Supplied records:
□ □ □ □
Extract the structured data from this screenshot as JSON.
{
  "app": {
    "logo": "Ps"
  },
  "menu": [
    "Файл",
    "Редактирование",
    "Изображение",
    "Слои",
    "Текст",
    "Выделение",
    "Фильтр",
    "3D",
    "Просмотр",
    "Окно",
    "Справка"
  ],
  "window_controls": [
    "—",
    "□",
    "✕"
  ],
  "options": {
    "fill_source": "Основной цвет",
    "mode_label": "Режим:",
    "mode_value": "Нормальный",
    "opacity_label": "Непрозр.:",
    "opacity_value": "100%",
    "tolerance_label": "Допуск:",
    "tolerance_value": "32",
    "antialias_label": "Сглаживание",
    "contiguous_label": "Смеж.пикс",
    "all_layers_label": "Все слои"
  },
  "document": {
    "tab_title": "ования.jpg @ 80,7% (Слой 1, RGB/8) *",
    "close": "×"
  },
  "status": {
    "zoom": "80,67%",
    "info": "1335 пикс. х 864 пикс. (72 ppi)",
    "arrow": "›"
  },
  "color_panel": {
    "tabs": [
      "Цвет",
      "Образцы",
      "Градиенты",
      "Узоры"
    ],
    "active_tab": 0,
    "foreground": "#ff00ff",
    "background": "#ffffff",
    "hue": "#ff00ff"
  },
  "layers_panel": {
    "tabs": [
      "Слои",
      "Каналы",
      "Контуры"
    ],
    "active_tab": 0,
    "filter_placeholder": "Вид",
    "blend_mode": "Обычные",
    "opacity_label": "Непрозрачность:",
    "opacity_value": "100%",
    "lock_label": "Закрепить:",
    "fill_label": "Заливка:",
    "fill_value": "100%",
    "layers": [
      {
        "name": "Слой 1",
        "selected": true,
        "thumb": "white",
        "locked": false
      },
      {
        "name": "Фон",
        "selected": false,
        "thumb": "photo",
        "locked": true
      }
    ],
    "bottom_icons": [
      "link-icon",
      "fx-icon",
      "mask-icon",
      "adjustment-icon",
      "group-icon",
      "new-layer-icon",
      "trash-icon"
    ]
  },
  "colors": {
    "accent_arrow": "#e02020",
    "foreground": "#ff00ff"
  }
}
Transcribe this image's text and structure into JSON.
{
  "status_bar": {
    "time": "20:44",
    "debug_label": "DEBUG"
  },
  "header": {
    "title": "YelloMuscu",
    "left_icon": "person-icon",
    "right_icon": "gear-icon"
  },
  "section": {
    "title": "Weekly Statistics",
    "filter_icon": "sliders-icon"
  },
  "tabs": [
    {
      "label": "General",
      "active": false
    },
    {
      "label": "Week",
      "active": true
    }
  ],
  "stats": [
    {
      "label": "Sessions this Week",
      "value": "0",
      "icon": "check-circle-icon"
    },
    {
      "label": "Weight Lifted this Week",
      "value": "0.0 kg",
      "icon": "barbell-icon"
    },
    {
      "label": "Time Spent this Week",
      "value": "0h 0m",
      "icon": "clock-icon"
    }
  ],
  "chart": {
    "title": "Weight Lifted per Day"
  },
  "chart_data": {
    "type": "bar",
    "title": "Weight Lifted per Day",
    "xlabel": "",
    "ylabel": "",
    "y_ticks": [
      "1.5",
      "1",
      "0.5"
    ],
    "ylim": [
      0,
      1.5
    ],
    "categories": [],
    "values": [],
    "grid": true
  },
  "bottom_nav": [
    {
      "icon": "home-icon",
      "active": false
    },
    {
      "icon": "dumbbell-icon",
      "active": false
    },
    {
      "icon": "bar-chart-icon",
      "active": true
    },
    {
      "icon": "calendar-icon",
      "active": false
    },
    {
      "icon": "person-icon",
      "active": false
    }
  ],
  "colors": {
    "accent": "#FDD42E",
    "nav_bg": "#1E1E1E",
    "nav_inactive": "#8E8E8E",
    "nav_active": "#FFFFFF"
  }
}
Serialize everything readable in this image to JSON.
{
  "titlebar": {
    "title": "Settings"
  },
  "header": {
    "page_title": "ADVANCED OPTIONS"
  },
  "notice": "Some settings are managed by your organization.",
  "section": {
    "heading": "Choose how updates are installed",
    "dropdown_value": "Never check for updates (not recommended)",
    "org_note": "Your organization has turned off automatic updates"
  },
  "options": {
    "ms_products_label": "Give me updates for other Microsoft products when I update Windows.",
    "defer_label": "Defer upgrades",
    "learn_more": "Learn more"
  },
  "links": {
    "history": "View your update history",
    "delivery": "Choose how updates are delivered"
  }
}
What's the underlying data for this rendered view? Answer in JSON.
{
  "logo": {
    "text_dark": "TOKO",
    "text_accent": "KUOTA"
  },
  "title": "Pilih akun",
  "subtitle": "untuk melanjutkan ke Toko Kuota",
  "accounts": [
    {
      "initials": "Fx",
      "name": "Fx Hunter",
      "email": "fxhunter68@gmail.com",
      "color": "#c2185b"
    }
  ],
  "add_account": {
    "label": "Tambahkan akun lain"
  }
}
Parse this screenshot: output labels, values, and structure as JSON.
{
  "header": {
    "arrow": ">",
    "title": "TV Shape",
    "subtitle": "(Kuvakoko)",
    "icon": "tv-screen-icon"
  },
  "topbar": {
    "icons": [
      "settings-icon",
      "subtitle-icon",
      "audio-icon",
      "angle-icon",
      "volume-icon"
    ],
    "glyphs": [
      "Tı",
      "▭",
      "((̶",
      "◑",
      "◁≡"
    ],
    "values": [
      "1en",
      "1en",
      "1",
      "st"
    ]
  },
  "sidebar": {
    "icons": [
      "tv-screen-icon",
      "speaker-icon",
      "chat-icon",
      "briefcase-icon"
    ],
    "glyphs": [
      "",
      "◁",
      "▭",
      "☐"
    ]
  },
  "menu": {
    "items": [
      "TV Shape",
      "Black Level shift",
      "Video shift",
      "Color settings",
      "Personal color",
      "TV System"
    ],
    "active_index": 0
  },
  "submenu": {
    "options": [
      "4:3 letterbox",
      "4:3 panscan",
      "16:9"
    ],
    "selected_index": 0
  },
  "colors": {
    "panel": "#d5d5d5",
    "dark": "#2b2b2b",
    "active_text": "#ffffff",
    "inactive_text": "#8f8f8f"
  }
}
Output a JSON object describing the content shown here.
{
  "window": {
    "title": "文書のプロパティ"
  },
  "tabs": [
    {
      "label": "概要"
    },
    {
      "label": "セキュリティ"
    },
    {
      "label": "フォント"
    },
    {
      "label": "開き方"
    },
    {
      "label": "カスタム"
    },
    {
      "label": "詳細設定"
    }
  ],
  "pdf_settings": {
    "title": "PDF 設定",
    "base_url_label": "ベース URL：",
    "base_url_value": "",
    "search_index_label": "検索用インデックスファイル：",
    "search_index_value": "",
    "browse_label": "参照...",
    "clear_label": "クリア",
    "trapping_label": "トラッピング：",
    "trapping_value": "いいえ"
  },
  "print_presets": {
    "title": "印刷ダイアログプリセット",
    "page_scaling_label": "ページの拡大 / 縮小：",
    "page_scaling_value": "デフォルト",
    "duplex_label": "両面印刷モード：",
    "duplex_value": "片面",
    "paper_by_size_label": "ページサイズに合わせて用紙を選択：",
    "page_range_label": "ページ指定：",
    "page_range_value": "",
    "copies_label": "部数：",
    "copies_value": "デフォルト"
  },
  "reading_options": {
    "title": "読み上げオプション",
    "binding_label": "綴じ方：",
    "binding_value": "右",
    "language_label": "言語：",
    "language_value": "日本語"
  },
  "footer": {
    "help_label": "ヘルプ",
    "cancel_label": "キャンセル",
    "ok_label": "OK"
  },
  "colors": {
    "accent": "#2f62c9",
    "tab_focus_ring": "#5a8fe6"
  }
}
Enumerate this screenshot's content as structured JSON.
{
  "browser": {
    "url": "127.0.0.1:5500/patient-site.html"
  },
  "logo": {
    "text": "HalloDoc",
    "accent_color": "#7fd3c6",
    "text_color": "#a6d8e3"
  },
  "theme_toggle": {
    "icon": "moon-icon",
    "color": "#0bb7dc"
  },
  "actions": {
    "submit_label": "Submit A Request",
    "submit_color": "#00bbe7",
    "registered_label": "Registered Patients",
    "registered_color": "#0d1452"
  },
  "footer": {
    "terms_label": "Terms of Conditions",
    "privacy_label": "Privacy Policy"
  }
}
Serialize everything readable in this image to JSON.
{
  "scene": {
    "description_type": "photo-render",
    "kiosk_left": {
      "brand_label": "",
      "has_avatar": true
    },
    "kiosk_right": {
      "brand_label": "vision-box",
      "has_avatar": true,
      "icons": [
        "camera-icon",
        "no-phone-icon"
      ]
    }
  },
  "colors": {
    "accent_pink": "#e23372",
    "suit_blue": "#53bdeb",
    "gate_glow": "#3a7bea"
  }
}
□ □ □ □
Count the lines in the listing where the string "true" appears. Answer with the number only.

7